# TASK TO CARRY OUT
When you reach the line containing "What's the underlying", begin copying exactly, and keep going through the last line of the records below, copying nothing before it.

# SUPPLIED MATERIAL
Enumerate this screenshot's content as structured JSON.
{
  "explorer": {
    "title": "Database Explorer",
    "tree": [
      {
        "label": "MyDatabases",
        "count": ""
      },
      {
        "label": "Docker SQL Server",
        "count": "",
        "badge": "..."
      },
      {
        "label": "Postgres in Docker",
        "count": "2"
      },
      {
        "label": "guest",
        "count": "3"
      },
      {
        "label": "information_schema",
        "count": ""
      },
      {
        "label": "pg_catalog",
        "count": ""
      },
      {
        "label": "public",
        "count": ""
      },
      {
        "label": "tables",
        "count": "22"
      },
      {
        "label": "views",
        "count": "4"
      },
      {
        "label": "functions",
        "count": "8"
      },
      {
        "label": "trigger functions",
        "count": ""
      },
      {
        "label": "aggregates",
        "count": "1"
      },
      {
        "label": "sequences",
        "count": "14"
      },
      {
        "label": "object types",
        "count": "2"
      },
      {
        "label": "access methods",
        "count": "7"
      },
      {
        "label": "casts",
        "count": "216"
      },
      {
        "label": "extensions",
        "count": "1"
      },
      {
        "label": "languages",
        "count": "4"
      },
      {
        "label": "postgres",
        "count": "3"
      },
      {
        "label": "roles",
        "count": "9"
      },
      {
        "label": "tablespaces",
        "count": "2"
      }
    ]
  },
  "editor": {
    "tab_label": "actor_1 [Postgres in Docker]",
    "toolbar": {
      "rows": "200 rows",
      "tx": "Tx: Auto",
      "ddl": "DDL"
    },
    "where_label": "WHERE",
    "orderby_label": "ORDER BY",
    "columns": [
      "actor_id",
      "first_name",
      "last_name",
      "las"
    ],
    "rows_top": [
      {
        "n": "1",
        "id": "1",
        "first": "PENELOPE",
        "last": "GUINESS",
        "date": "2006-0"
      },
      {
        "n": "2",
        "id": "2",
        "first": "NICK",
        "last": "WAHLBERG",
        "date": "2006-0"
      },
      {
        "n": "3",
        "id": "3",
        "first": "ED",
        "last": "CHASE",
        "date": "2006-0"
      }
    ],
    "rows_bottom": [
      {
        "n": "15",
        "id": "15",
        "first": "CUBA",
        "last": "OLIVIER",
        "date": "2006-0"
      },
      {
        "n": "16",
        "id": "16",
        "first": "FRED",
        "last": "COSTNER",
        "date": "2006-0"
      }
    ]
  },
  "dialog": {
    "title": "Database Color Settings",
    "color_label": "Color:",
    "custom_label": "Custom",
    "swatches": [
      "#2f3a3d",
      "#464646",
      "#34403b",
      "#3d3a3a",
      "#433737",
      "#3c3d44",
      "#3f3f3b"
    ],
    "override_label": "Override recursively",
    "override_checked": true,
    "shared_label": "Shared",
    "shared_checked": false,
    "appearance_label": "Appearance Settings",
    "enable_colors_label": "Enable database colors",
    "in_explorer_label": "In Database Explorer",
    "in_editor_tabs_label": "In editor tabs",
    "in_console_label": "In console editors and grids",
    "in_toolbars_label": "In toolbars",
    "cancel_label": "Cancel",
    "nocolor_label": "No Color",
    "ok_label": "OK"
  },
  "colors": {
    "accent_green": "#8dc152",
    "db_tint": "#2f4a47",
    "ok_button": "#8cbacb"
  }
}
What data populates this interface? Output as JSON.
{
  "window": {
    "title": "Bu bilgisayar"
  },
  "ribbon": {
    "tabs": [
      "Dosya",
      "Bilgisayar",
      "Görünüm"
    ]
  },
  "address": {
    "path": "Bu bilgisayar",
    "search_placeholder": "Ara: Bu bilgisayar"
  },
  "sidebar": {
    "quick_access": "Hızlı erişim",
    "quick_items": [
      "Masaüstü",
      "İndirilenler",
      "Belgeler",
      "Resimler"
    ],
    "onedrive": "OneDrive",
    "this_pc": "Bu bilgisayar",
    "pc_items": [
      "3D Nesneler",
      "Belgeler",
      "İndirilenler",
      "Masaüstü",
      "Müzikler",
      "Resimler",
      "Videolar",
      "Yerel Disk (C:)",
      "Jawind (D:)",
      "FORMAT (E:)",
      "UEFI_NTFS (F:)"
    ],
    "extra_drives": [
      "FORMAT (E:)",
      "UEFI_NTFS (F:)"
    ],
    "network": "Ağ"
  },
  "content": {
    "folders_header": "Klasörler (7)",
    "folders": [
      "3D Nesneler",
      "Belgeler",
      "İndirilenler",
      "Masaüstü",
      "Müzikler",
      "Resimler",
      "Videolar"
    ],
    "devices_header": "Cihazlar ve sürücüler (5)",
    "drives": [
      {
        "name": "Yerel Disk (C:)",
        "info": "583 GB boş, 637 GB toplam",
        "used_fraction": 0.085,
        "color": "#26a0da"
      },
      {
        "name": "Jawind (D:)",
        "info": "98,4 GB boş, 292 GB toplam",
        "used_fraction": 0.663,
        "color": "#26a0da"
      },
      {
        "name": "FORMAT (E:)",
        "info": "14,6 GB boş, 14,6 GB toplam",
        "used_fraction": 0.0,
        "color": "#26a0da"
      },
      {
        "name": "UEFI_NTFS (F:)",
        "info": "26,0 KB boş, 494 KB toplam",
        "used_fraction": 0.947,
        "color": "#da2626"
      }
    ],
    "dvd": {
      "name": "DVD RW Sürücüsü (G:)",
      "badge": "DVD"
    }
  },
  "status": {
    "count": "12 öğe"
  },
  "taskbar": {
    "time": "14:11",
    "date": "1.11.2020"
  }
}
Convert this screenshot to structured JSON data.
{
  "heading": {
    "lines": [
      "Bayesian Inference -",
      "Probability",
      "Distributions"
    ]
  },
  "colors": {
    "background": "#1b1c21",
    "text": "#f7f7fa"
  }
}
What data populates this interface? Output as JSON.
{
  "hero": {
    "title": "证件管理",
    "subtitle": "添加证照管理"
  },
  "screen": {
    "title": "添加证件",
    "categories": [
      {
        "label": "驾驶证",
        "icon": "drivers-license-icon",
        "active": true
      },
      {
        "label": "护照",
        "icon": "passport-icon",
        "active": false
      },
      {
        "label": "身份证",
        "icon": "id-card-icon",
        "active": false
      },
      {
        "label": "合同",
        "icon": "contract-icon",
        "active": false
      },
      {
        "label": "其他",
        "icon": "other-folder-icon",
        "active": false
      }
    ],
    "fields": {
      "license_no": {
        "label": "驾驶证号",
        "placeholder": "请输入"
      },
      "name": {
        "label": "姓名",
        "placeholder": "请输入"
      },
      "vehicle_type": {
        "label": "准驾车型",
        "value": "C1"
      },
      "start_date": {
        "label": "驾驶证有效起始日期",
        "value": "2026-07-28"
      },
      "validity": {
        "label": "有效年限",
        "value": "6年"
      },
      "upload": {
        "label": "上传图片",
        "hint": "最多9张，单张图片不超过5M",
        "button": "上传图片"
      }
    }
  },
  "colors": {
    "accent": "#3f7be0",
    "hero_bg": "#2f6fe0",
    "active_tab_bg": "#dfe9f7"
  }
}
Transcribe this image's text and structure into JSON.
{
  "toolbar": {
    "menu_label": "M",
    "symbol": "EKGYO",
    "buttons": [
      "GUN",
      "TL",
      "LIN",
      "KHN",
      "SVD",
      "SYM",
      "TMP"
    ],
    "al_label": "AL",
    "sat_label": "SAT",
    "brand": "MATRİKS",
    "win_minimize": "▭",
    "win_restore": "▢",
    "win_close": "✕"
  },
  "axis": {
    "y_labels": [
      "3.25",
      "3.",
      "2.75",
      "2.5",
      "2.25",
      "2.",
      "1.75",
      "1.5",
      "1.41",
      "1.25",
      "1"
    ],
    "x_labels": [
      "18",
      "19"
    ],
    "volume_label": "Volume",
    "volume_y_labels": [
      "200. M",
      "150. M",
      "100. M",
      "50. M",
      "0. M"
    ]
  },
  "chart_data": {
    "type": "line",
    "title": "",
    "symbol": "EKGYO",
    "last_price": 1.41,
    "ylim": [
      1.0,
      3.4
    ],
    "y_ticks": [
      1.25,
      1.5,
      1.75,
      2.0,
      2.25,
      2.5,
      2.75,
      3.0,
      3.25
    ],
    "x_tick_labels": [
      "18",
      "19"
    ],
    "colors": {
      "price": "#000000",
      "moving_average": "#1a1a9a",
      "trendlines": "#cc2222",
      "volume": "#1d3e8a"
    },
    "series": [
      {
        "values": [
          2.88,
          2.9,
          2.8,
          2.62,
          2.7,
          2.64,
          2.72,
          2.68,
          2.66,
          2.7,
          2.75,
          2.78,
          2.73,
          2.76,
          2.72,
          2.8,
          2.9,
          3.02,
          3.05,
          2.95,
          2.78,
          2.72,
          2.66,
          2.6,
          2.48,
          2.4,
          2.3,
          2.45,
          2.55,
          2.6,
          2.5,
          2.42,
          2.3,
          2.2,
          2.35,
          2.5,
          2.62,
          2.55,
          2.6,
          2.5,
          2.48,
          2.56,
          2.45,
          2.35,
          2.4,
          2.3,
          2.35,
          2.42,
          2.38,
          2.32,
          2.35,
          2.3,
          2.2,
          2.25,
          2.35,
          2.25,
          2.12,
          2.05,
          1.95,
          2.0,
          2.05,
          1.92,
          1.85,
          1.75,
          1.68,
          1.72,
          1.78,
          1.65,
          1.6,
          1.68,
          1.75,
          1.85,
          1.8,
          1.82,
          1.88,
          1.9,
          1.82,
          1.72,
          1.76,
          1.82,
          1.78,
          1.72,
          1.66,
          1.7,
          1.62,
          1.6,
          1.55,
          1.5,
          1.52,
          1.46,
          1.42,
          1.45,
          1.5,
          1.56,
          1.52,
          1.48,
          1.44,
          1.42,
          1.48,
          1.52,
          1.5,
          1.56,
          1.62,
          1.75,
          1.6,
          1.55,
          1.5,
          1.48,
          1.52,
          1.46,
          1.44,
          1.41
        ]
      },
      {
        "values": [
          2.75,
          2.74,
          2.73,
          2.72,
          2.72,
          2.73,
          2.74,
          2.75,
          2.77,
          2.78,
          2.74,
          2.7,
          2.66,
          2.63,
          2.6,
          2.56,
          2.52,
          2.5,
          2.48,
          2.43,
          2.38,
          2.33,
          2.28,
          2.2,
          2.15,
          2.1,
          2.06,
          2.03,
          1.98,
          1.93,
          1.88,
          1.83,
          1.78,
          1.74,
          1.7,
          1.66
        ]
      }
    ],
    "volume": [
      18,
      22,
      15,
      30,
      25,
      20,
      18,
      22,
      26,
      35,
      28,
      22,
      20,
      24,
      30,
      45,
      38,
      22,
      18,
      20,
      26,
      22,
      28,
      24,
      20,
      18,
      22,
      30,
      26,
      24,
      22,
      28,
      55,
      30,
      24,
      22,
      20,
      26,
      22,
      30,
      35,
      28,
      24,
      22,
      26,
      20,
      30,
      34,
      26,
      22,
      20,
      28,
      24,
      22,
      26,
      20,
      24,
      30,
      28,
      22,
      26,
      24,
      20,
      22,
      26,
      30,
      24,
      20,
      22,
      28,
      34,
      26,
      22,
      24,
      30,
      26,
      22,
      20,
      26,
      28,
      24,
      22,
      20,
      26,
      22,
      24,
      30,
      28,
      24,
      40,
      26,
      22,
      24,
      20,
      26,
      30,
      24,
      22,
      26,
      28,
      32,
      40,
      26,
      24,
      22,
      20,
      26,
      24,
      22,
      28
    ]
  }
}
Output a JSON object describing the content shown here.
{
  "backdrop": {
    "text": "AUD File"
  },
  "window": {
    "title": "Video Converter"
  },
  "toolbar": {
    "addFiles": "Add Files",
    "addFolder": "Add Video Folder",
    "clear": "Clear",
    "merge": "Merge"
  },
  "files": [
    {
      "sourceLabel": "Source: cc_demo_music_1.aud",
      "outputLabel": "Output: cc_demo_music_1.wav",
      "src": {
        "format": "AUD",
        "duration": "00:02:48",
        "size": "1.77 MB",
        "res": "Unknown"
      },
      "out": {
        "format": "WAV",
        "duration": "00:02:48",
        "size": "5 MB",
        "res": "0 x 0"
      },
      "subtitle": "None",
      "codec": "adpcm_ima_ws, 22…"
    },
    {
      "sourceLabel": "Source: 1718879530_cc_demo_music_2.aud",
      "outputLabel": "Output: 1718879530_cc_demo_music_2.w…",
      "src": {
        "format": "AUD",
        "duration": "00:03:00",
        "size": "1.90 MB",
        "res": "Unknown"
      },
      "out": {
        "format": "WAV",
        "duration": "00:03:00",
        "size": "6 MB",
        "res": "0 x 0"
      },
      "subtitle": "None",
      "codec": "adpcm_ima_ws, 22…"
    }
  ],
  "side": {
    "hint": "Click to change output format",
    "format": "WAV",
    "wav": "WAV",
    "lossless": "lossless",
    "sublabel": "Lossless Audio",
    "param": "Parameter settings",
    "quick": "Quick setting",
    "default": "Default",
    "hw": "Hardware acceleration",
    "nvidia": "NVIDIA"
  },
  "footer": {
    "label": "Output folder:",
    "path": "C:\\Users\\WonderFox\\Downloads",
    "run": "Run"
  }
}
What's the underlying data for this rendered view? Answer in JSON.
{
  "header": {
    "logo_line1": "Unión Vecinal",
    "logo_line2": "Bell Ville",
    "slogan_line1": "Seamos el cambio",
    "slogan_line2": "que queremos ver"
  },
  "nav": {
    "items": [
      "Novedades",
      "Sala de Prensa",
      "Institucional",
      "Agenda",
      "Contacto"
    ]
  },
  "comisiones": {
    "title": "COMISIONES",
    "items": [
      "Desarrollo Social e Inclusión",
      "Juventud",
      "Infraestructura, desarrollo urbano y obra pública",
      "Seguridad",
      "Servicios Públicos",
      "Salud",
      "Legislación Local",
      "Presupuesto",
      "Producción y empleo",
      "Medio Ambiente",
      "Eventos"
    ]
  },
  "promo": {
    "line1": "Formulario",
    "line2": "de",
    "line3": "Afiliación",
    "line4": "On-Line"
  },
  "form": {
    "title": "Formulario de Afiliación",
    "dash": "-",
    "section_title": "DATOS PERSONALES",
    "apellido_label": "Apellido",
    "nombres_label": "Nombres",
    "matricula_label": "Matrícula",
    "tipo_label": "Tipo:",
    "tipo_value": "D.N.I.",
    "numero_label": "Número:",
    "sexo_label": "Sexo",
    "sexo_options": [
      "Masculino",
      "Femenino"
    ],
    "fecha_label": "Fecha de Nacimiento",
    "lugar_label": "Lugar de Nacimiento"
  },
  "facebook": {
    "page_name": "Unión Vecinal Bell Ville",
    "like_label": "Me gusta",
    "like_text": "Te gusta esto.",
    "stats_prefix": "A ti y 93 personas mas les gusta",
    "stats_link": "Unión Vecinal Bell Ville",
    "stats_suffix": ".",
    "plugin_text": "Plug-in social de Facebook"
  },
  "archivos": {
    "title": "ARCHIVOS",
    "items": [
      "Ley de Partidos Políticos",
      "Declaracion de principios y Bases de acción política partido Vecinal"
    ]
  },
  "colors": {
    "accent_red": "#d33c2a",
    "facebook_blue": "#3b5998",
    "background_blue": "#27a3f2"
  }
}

# RESPONSE AREA
What's the underlying data for this rendered view? Answer in JSON.
{
  "header": {
    "logo_line1": "Unión Vecinal",
    "logo_line2": "Bell Ville",
    "slogan_line1": "Seamos el cambio",
    "slogan_line2": "que queremos ver"
  },
  "nav": {
    "items": [
      "Novedades",
      "Sala de Prensa",
      "Institucional",
      "Agenda",
      "Contacto"
    ]
  },
  "comisiones": {
    "title": "COMISIONES",
    "items": [
      "Desarrollo Social e Inclusión",
      "Juventud",
      "Infraestructura, desarrollo urbano y obra pública",
      "Seguridad",
      "Servicios Públicos",
      "Salud",
      "Legislación Local",
      "Presupuesto",
      "Producción y empleo",
      "Medio Ambiente",
      "Eventos"
    ]
  },
  "promo": {
    "line1": "Formulario",
    "line2": "de",
    "line3": "Afiliación",
    "line4": "On-Line"
  },
  "form": {
    "title": "Formulario de Afiliación",
    "dash": "-",
    "section_title": "DATOS PERSONALES",
    "apellido_label": "Apellido",
    "nombres_label": "Nombres",
    "matricula_label": "Matrícula",
    "tipo_label": "Tipo:",
    "tipo_value": "D.N.I.",
    "numero_label": "Número:",
    "sexo_label": "Sexo",
    "sexo_options": [
      "Masculino",
      "Femenino"
    ],
    "fecha_label": "Fecha de Nacimiento",
    "lugar_label": "Lugar de Nacimiento"
  },
  "facebook": {
    "page_name": "Unión Vecinal Bell Ville",
    "like_label": "Me gusta",
    "like_text": "Te gusta esto.",
    "stats_prefix": "A ti y 93 personas mas les gusta",
    "stats_link": "Unión Vecinal Bell Ville",
    "stats_suffix": ".",
    "plugin_text": "Plug-in social de Facebook"
  },
  "archivos": {
    "title": "ARCHIVOS",
    "items": [
      "Ley de Partidos Políticos",
      "Declaracion de principios y Bases de acción política partido Vecinal"
    ]
  },
  "colors": {
    "accent_red": "#d33c2a",
    "facebook_blue": "#3b5998",
    "background_blue": "#27a3f2"
  }
}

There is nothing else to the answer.